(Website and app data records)
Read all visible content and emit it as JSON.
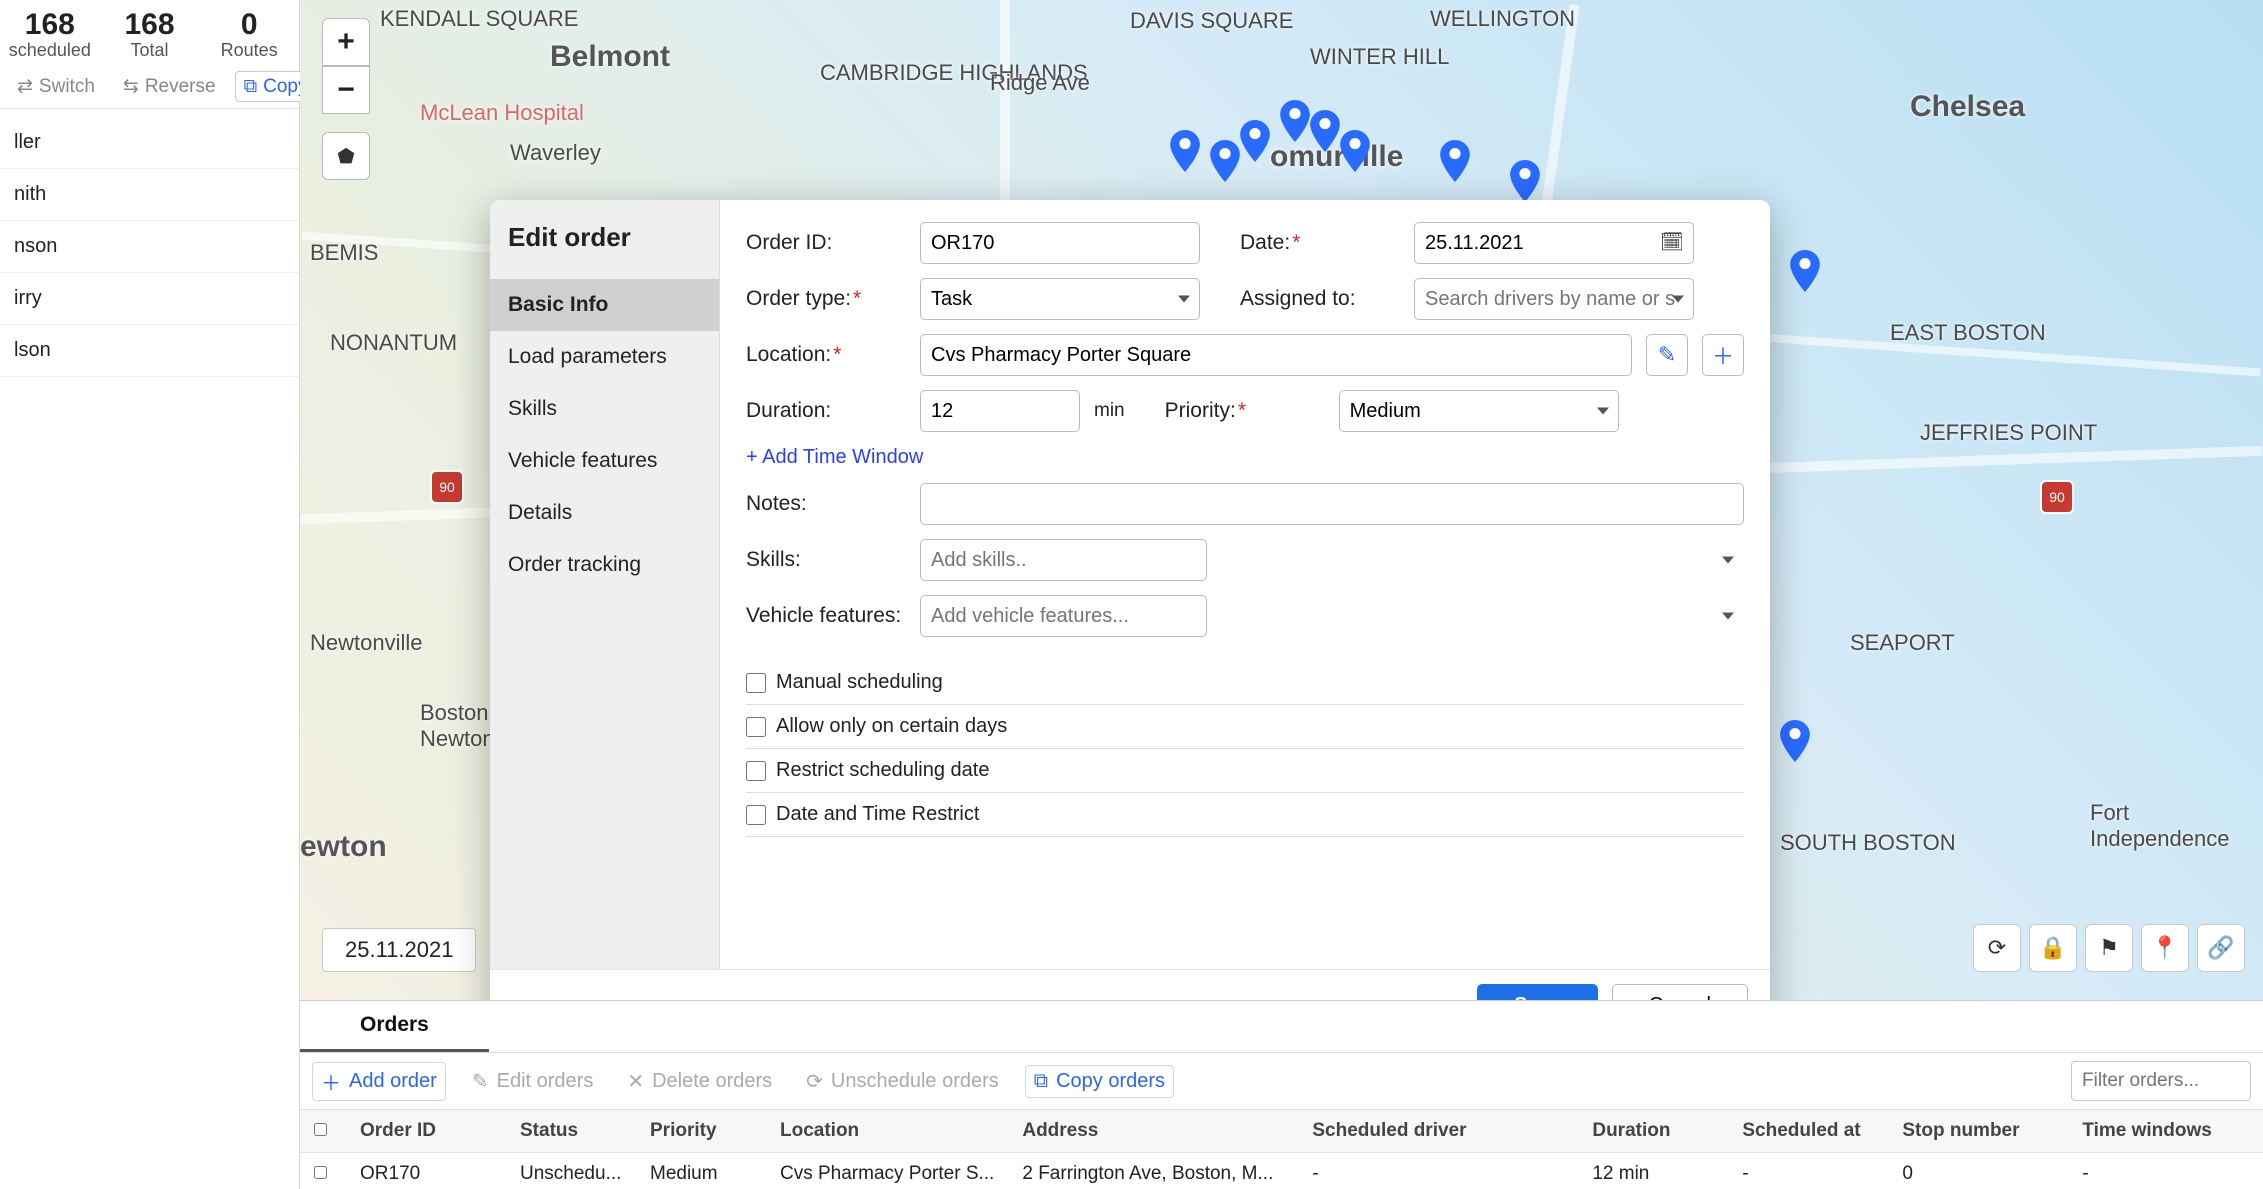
{
  "side": {
    "stats": [
      {
        "num": "168",
        "label": "scheduled"
      },
      {
        "num": "168",
        "label": "Total"
      },
      {
        "num": "0",
        "label": "Routes"
      }
    ],
    "tools": {
      "switch": "Switch",
      "reverse": "Reverse",
      "copy": "Copy"
    },
    "list": [
      "ller",
      "nith",
      "nson",
      "irry",
      "lson"
    ]
  },
  "map": {
    "labels": {
      "belmont": "Belmont",
      "cambridge": "CAMBRIDGE HIGHLANDS",
      "kendall": "KENDALL SQUARE",
      "wellington": "WELLINGTON",
      "davis": "DAVIS SQUARE",
      "winterhill": "WINTER HILL",
      "somerville": "omurville",
      "chelsea": "Chelsea",
      "eastboston": "EAST BOSTON",
      "jeffries": "JEFFRIES POINT",
      "seaport": "SEAPORT",
      "southboston": "SOUTH BOSTON",
      "fortind": "Fort Independence",
      "nonantum": "NONANTUM",
      "newtonville": "Newtonville",
      "newton": "ewton",
      "newtoncentre": "Newton Centre",
      "bostoncoll": "Boston Colle... Newton Car",
      "waverley": "Waverley",
      "mclean": "McLean Hospital",
      "bemis": "BEMIS",
      "ridge": "Ridge Ave"
    },
    "date": "25.11.2021"
  },
  "modal": {
    "title": "Edit order",
    "tabs": [
      "Basic Info",
      "Load parameters",
      "Skills",
      "Vehicle features",
      "Details",
      "Order tracking"
    ],
    "fields": {
      "order_id_label": "Order ID:",
      "order_id": "OR170",
      "date_label": "Date:",
      "date": "25.11.2021",
      "order_type_label": "Order type:",
      "order_type": "Task",
      "assigned_label": "Assigned to:",
      "assigned_placeholder": "Search drivers by name or s",
      "location_label": "Location:",
      "location": "Cvs Pharmacy Porter Square",
      "duration_label": "Duration:",
      "duration": "12",
      "duration_unit": "min",
      "priority_label": "Priority:",
      "priority": "Medium",
      "add_tw": "+ Add Time Window",
      "notes_label": "Notes:",
      "skills_label": "Skills:",
      "skills_placeholder": "Add skills..",
      "vf_label": "Vehicle features:",
      "vf_placeholder": "Add vehicle features..."
    },
    "checks": [
      "Manual scheduling",
      "Allow only on certain days",
      "Restrict scheduling date",
      "Date and Time Restrict"
    ],
    "buttons": {
      "save": "Save",
      "cancel": "Cancel"
    }
  },
  "bottom": {
    "tabs": {
      "orders": "Orders"
    },
    "actions": {
      "add": "Add order",
      "edit": "Edit orders",
      "delete": "Delete orders",
      "unschedule": "Unschedule orders",
      "copy": "Copy orders",
      "filter_placeholder": "Filter orders..."
    },
    "columns": [
      "Order ID",
      "Status",
      "Priority",
      "Location",
      "Address",
      "Scheduled driver",
      "Duration",
      "Scheduled at",
      "Stop number",
      "Time windows"
    ],
    "rows": [
      {
        "id": "OR170",
        "status": "Unschedu...",
        "priority": "Medium",
        "location": "Cvs Pharmacy Porter S...",
        "address": "2 Farrington Ave, Boston, M...",
        "driver": "-",
        "duration": "12 min",
        "scheduled_at": "-",
        "stop": "0",
        "tw": "-"
      }
    ]
  }
}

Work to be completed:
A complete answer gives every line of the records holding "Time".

Output of the exercise:
      "add_tw": "+ Add Time Window",
      "Date and Time Restrict"
      "Time windows"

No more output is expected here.